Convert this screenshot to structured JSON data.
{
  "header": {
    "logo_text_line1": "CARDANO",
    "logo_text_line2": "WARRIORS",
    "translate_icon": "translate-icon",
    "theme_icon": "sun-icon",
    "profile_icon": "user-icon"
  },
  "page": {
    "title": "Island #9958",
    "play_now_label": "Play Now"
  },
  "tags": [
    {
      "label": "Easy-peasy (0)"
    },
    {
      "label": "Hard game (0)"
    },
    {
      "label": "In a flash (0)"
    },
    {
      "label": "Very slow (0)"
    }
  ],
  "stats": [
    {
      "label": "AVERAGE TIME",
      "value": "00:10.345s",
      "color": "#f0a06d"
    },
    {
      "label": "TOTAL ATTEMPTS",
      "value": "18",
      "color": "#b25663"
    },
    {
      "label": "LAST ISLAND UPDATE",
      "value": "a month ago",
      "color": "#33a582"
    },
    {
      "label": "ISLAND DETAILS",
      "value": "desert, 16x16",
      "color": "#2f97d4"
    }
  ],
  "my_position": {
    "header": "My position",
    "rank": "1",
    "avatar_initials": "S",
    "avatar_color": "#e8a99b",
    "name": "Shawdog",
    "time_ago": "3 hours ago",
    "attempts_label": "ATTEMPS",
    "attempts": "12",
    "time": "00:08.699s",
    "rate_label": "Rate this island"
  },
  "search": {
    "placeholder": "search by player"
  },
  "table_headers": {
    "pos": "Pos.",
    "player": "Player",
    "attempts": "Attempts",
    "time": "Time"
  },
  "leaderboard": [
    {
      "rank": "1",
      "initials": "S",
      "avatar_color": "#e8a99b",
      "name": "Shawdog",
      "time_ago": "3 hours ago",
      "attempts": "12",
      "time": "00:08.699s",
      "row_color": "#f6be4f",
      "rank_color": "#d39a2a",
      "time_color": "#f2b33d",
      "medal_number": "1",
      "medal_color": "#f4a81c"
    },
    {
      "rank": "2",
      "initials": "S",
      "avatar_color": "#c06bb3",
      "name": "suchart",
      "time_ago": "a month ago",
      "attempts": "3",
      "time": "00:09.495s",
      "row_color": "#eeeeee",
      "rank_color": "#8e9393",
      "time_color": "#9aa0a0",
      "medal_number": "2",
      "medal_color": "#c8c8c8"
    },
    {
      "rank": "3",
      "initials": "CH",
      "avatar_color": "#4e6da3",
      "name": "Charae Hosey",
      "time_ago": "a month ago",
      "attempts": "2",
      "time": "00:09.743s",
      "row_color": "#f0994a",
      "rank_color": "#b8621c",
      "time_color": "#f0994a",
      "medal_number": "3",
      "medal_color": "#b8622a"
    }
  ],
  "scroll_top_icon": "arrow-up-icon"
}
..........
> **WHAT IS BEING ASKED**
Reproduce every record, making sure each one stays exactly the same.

> **EXPECTED ANSWER**
Convert this screenshot to structured JSON data.
{
  "header": {
    "logo_text_line1": "CARDANO",
    "logo_text_line2": "WARRIORS",
    "translate_icon": "translate-icon",
    "theme_icon": "sun-icon",
    "profile_icon": "user-icon"
  },
  "page": {
    "title": "Island #9958",
    "play_now_label": "Play Now"
  },
  "tags": [
    {
      "label": "Easy-peasy (0)"
    },
    {
      "label": "Hard game (0)"
    },
    {
      "label": "In a flash (0)"
    },
    {
      "label": "Very slow (0)"
    }
  ],
  "stats": [
    {
      "label": "AVERAGE TIME",
      "value": "00:10.345s",
      "color": "#f0a06d"
    },
    {
      "label": "TOTAL ATTEMPTS",
      "value": "18",
      "color": "#b25663"
    },
    {
      "label": "LAST ISLAND UPDATE",
      "value": "a month ago",
      "color": "#33a582"
    },
    {
      "label": "ISLAND DETAILS",
      "value": "desert, 16x16",
      "color": "#2f97d4"
    }
  ],
  "my_position": {
    "header": "My position",
    "rank": "1",
    "avatar_initials": "S",
    "avatar_color": "#e8a99b",
    "name": "Shawdog",
    "time_ago": "3 hours ago",
    "attempts_label": "ATTEMPS",
    "attempts": "12",
    "time": "00:08.699s",
    "rate_label": "Rate this island"
  },
  "search": {
    "placeholder": "search by player"
  },
  "table_headers": {
    "pos": "Pos.",
    "player": "Player",
    "attempts": "Attempts",
    "time": "Time"
  },
  "leaderboard": [
    {
      "rank": "1",
      "initials": "S",
      "avatar_color": "#e8a99b",
      "name": "Shawdog",
      "time_ago": "3 hours ago",
      "attempts": "12",
      "time": "00:08.699s",
      "row_color": "#f6be4f",
      "rank_color": "#d39a2a",
      "time_color": "#f2b33d",
      "medal_number": "1",
      "medal_color": "#f4a81c"
    },
    {
      "rank": "2",
      "initials": "S",
      "avatar_color": "#c06bb3",
      "name": "suchart",
      "time_ago": "a month ago",
      "attempts": "3",
      "time": "00:09.495s",
      "row_color": "#eeeeee",
      "rank_color": "#8e9393",
      "time_color": "#9aa0a0",
      "medal_number": "2",
      "medal_color": "#c8c8c8"
    },
    {
      "rank": "3",
      "initials": "CH",
      "avatar_color": "#4e6da3",
      "name": "Charae Hosey",
      "time_ago": "a month ago",
      "attempts": "2",
      "time": "00:09.743s",
      "row_color": "#f0994a",
      "rank_color": "#b8621c",
      "time_color": "#f0994a",
      "medal_number": "3",
      "medal_color": "#b8622a"
    }
  ],
  "scroll_top_icon": "arrow-up-icon"
}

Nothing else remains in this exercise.